William Frank Carver invented the idea of horse diving around 1881. And by 1923, Carver had two diving teams on the road. They toured and stopped in various cities. Animals rights activists pushed for the ending of this act and were successful in 1978. However in 1994, there was an attempt to bring it back to Steel Pier. The attempt failed though.
Many people are familiar with horse diving because of the film, Wild Hearts Can’t Be Broken. This 1991 movie takes place during the Great Depression. The main actress, Sonora Webster, trains to become a dive girl. At some point, she loses her vision due to a failed jump. In the end, Sonora is able to keep performing, despite being blind.
The film touches on an issue of the sport- the risk involved. On average, there were two injuries a year to riders, to include broken bones and bruises. Supposedly, no injuries to horses were recorded. Other outlets suggest that horses suffered bone fractures, internal organ damage, spine injuries and more. The act was eventually declared cruel to animals.
Check out actual footage of horse diving…
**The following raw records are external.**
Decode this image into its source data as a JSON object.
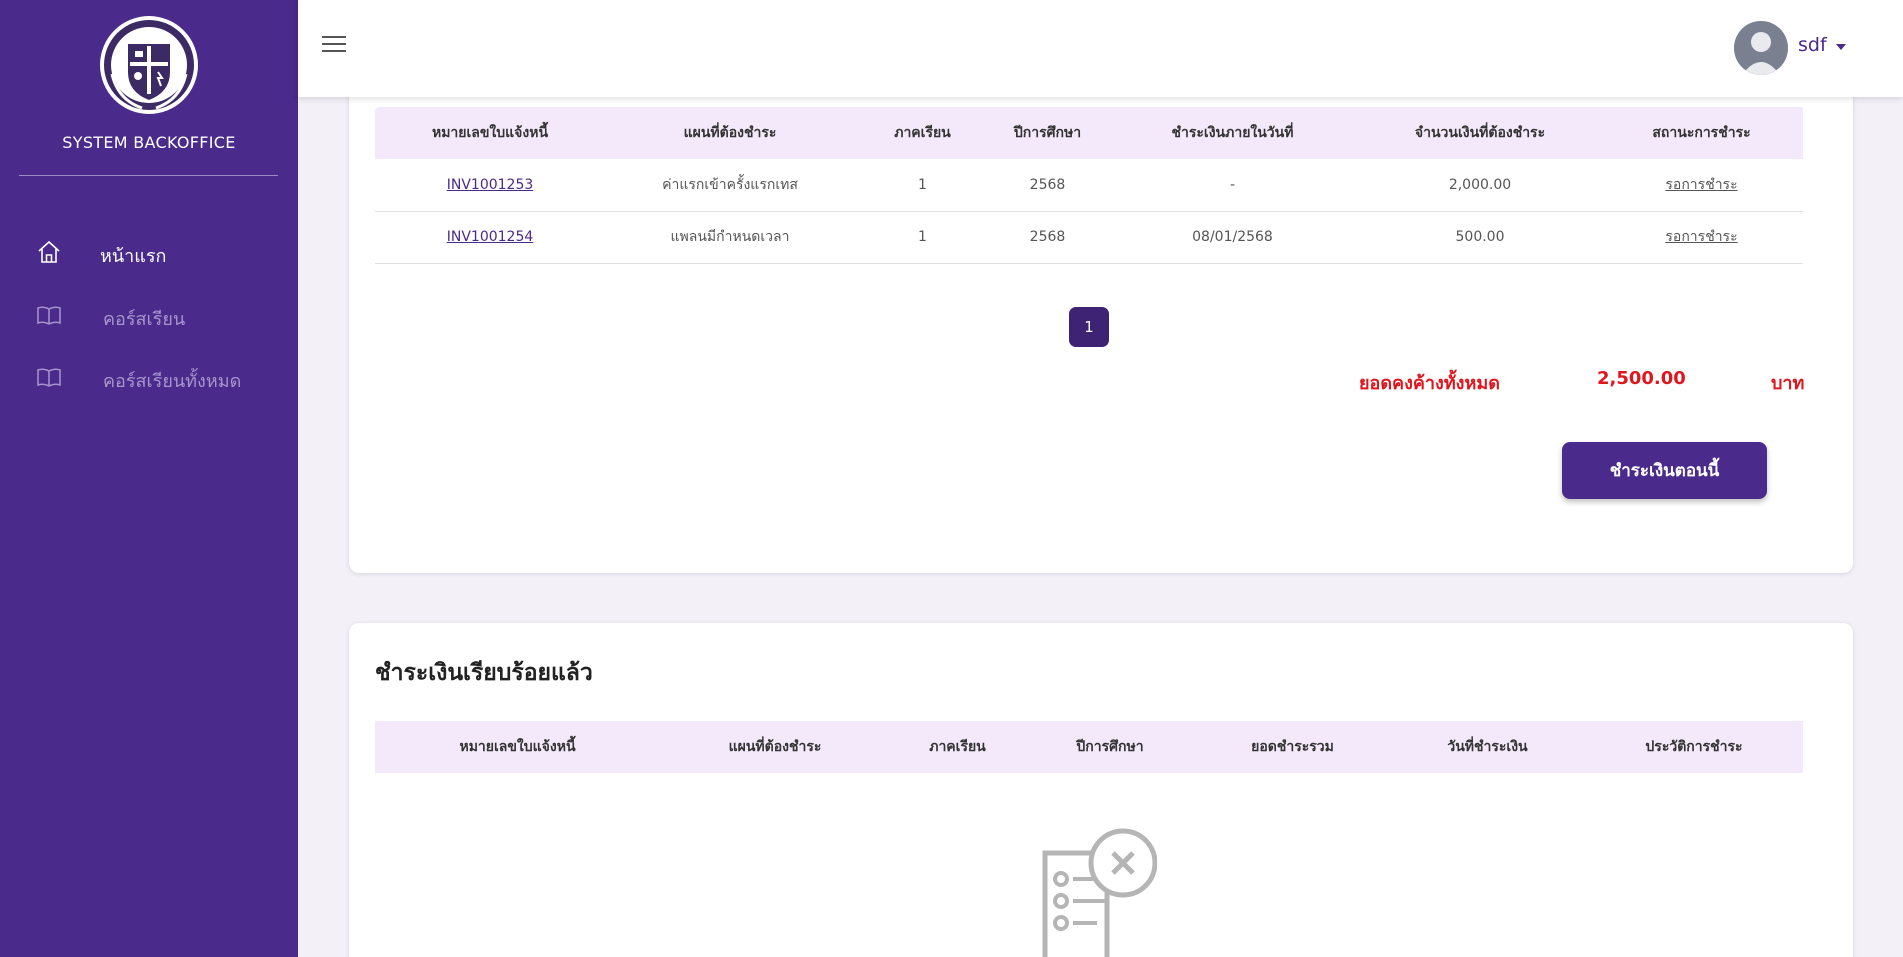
{
  "sidebar": {
    "brand": "SYSTEM BACKOFFICE",
    "logo_icon": "crest-logo",
    "items": [
      {
        "label": "หน้าแรก",
        "icon": "home-icon",
        "active": true
      },
      {
        "label": "คอร์สเรียน",
        "icon": "book-icon",
        "active": false
      },
      {
        "label": "คอร์สเรียนทั้งหมด",
        "icon": "book-icon",
        "active": false
      }
    ]
  },
  "header": {
    "user_name": "sdf"
  },
  "outstanding": {
    "columns": [
      "หมายเลขใบแจ้งหนี้",
      "แผนที่ต้องชำระ",
      "ภาคเรียน",
      "ปีการศึกษา",
      "ชำระเงินภายในวันที่",
      "จำนวนเงินที่ต้องชำระ",
      "สถานะการชำระ"
    ],
    "rows": [
      {
        "invoice": "INV1001253",
        "plan": "ค่าแรกเข้าครั้งแรกเทส",
        "term": "1",
        "year": "2568",
        "due": "-",
        "amount": "2,000.00",
        "status": "รอการชำระ"
      },
      {
        "invoice": "INV1001254",
        "plan": "แพลนมีกำหนดเวลา",
        "term": "1",
        "year": "2568",
        "due": "08/01/2568",
        "amount": "500.00",
        "status": "รอการชำระ"
      }
    ],
    "page": "1",
    "total_label": "ยอดคงค้างทั้งหมด",
    "total_value": "2,500.00",
    "total_unit": "บาท",
    "pay_button": "ชำระเงินตอนนี้"
  },
  "paid": {
    "title": "ชำระเงินเรียบร้อยแล้ว",
    "columns": [
      "หมายเลขใบแจ้งหนี้",
      "แผนที่ต้องชำระ",
      "ภาคเรียน",
      "ปีการศึกษา",
      "ยอดชำระรวม",
      "วันที่ชำระเงิน",
      "ประวัติการชำระ"
    ],
    "empty_icon": "no-document-icon"
  },
  "colors": {
    "sidebar": "#4a2a8a",
    "accent": "#4a2a8a",
    "table_header": "#f3e9fb",
    "danger": "#e0161e",
    "page_bg": "#f3f0f8"
  }
}
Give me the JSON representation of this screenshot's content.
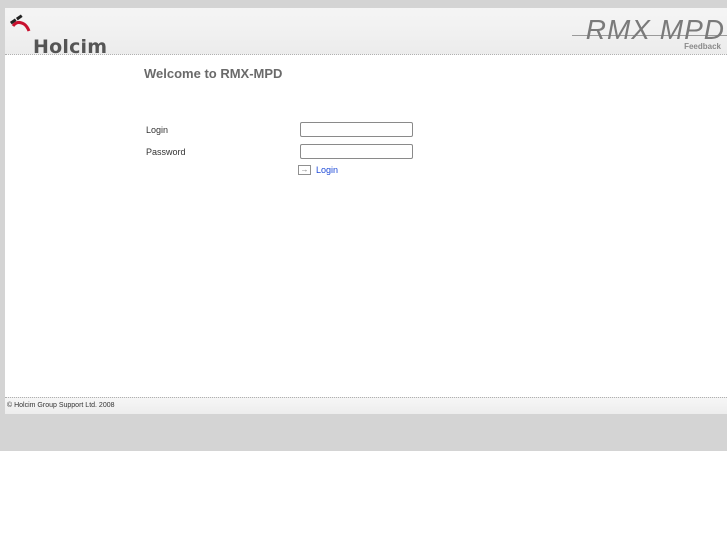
{
  "header": {
    "logo_text": "Holcim",
    "brand_title": "RMX MPD",
    "brand_subtitle": "Feedback"
  },
  "main": {
    "welcome": "Welcome to RMX-MPD",
    "login_label": "Login",
    "password_label": "Password",
    "login_value": "",
    "password_value": "",
    "login_button": "Login"
  },
  "footer": {
    "copyright": "© Holcim Group Support Ltd. 2008"
  },
  "icons": {
    "logo": "holcim-logo-icon",
    "login_button": "arrow-right-icon"
  }
}
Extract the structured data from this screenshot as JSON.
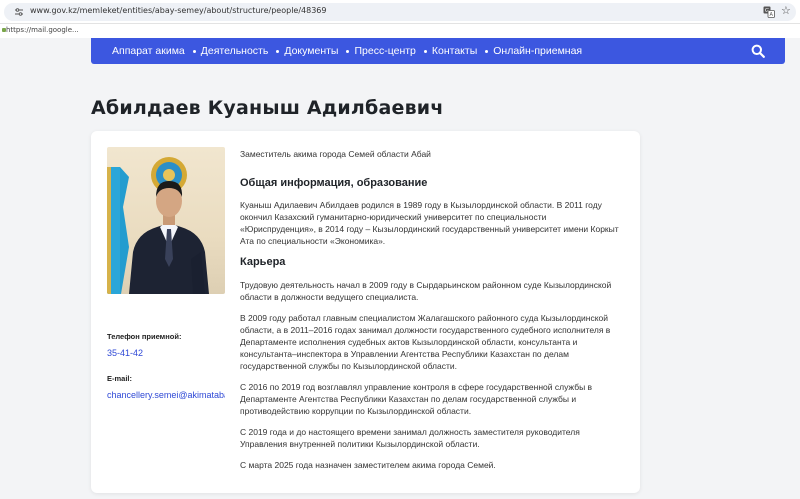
{
  "browser": {
    "url": "www.gov.kz/memleket/entities/abay-semey/about/structure/people/48369",
    "status_url": "https://mail.google..."
  },
  "nav": {
    "items": [
      "Аппарат акима",
      "Деятельность",
      "Документы",
      "Пресс-центр",
      "Контакты",
      "Онлайн-приемная"
    ]
  },
  "page": {
    "title": "Абилдаев Куаныш Адилбаевич"
  },
  "profile": {
    "position": "Заместитель акима города Семей области Абай",
    "phone_label": "Телефон приемной:",
    "phone": "35-41-42",
    "email_label": "E-mail:",
    "email": "chancellery.semei@akimatabai.gov.kz",
    "sections": [
      {
        "title": "Общая информация, образование",
        "paragraphs": [
          "Куаныш Адилаевич Абилдаев родился в 1989 году в Кызылординской области. В 2011 году окончил Казахский гуманитарно-юридический университет по специальности «Юриспруденция», в 2014 году – Кызылординский государственный университет имени Коркыт Ата по специальности «Экономика»."
        ]
      },
      {
        "title": "Карьера",
        "paragraphs": [
          "Трудовую деятельность начал в 2009 году в Сырдарьинском районном суде Кызылординской области в должности ведущего специалиста.",
          "В 2009 году работал главным специалистом Жалагашского районного суда Кызылординской области, а в 2011–2016 годах занимал должности государственного судебного исполнителя в Департаменте исполнения судебных актов Кызылординской области, консультанта и консультанта–инспектора в Управлении Агентства Республики Казахстан по делам государственной службы по Кызылординской области.",
          "С 2016 по 2019 год возглавлял управление контроля в сфере государственной службы в Департаменте Агентства Республики Казахстан по делам государственной службы и противодействию коррупции по Кызылординской области.",
          "С 2019 года и до настоящего времени занимал должность заместителя руководителя Управления внутренней политики Кызылординской области.",
          "С марта 2025 года назначен заместителем акима города Семей."
        ]
      }
    ]
  },
  "colors": {
    "nav_bg": "#3c57e0",
    "link": "#2f49d6"
  }
}
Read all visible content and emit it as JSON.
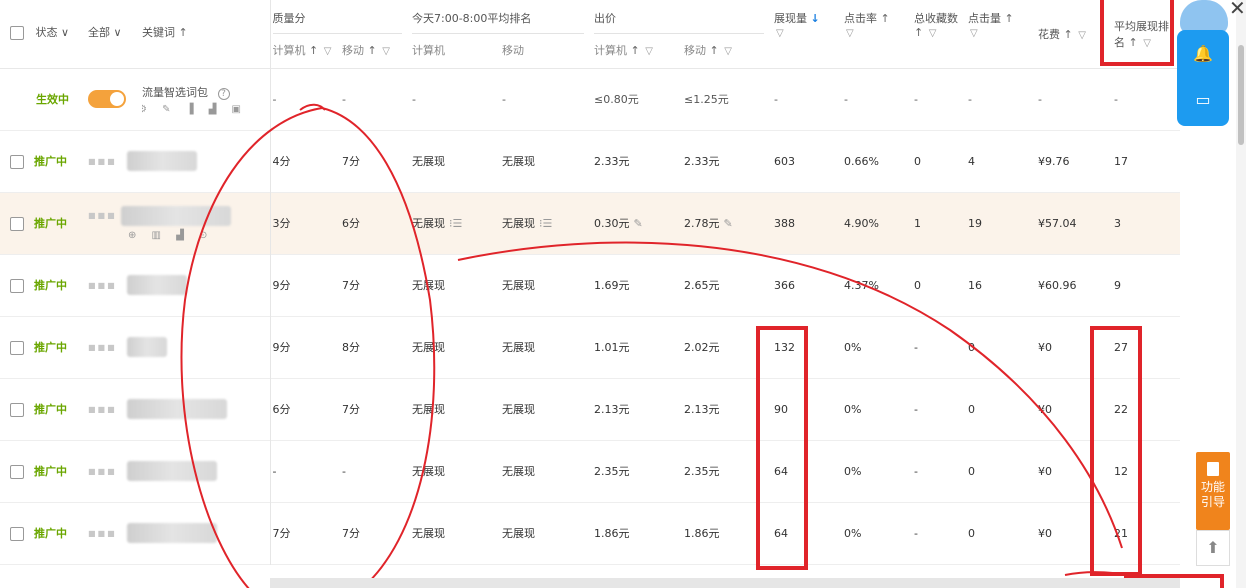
{
  "header": {
    "status_label": "状态",
    "all_label": "全部",
    "keyword_label": "关键词",
    "quality_group": "质量分",
    "rank_group": "今天7:00-8:00平均排名",
    "bid_group": "出价",
    "impressions_label": "展现量",
    "ctr_label": "点击率",
    "favorites_label": "总收藏数",
    "clicks_label": "点击量",
    "cost_label": "花费",
    "avg_rank_label_1": "平均展现排",
    "avg_rank_label_2": "名",
    "computer": "计算机",
    "mobile": "移动",
    "up_arrow": "↑",
    "down_arrow": "↓",
    "filter_icon": "▽",
    "chevron": "∨"
  },
  "package_row": {
    "status": "生效中",
    "name": "流量智选词包",
    "help": "?",
    "icons": "⚙ ✎ ▐ ▟ ▣",
    "q_pc": "-",
    "q_mob": "-",
    "r_pc": "-",
    "r_mob": "-",
    "bid_pc": "≤0.80元",
    "bid_mob": "≤1.25元",
    "impr": "-",
    "ctr": "-",
    "fav": "-",
    "clicks": "-",
    "cost": "-",
    "avg_rank": "-"
  },
  "rows": [
    {
      "status": "推广中",
      "q_pc": "4分",
      "q_mob": "7分",
      "r_pc": "无展现",
      "r_mob": "无展现",
      "bid_pc": "2.33元",
      "bid_mob": "2.33元",
      "impr": "603",
      "ctr": "0.66%",
      "fav": "0",
      "clicks": "4",
      "cost": "¥9.76",
      "avg_rank": "17"
    },
    {
      "status": "推广中",
      "q_pc": "3分",
      "q_mob": "6分",
      "r_pc": "无展现",
      "r_mob": "无展现",
      "bid_pc": "0.30元",
      "bid_mob": "2.78元",
      "impr": "388",
      "ctr": "4.90%",
      "fav": "1",
      "clicks": "19",
      "cost": "¥57.04",
      "avg_rank": "3"
    },
    {
      "status": "推广中",
      "q_pc": "9分",
      "q_mob": "7分",
      "r_pc": "无展现",
      "r_mob": "无展现",
      "bid_pc": "1.69元",
      "bid_mob": "2.65元",
      "impr": "366",
      "ctr": "4.37%",
      "fav": "0",
      "clicks": "16",
      "cost": "¥60.96",
      "avg_rank": "9"
    },
    {
      "status": "推广中",
      "q_pc": "9分",
      "q_mob": "8分",
      "r_pc": "无展现",
      "r_mob": "无展现",
      "bid_pc": "1.01元",
      "bid_mob": "2.02元",
      "impr": "132",
      "ctr": "0%",
      "fav": "-",
      "clicks": "0",
      "cost": "¥0",
      "avg_rank": "27"
    },
    {
      "status": "推广中",
      "q_pc": "6分",
      "q_mob": "7分",
      "r_pc": "无展现",
      "r_mob": "无展现",
      "bid_pc": "2.13元",
      "bid_mob": "2.13元",
      "impr": "90",
      "ctr": "0%",
      "fav": "-",
      "clicks": "0",
      "cost": "¥0",
      "avg_rank": "22"
    },
    {
      "status": "推广中",
      "q_pc": "-",
      "q_mob": "-",
      "r_pc": "无展现",
      "r_mob": "无展现",
      "bid_pc": "2.35元",
      "bid_mob": "2.35元",
      "impr": "64",
      "ctr": "0%",
      "fav": "-",
      "clicks": "0",
      "cost": "¥0",
      "avg_rank": "12"
    },
    {
      "status": "推广中",
      "q_pc": "7分",
      "q_mob": "7分",
      "r_pc": "无展现",
      "r_mob": "无展现",
      "bid_pc": "1.86元",
      "bid_mob": "1.86元",
      "impr": "64",
      "ctr": "0%",
      "fav": "-",
      "clicks": "0",
      "cost": "¥0",
      "avg_rank": "21"
    }
  ],
  "row_icons": {
    "list": "⁝☰",
    "edit": "✎",
    "mini": "⊕ ▥ ▟ ⊙"
  },
  "side": {
    "bell": "🔔",
    "chat": "▭",
    "guide_label_1": "功能",
    "guide_label_2": "引导",
    "up": "⬆",
    "close": "✕"
  },
  "colors": {
    "accent_blue": "#1d9bf0",
    "status_green": "#6aa600",
    "toggle_orange": "#f4a23c",
    "annotation_red": "#e0242a",
    "guide_orange": "#f0841c"
  }
}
While you won’t be able to see horse diving live, but it’s interesting to look at the history of this bizarre and unique act through pictures and videos.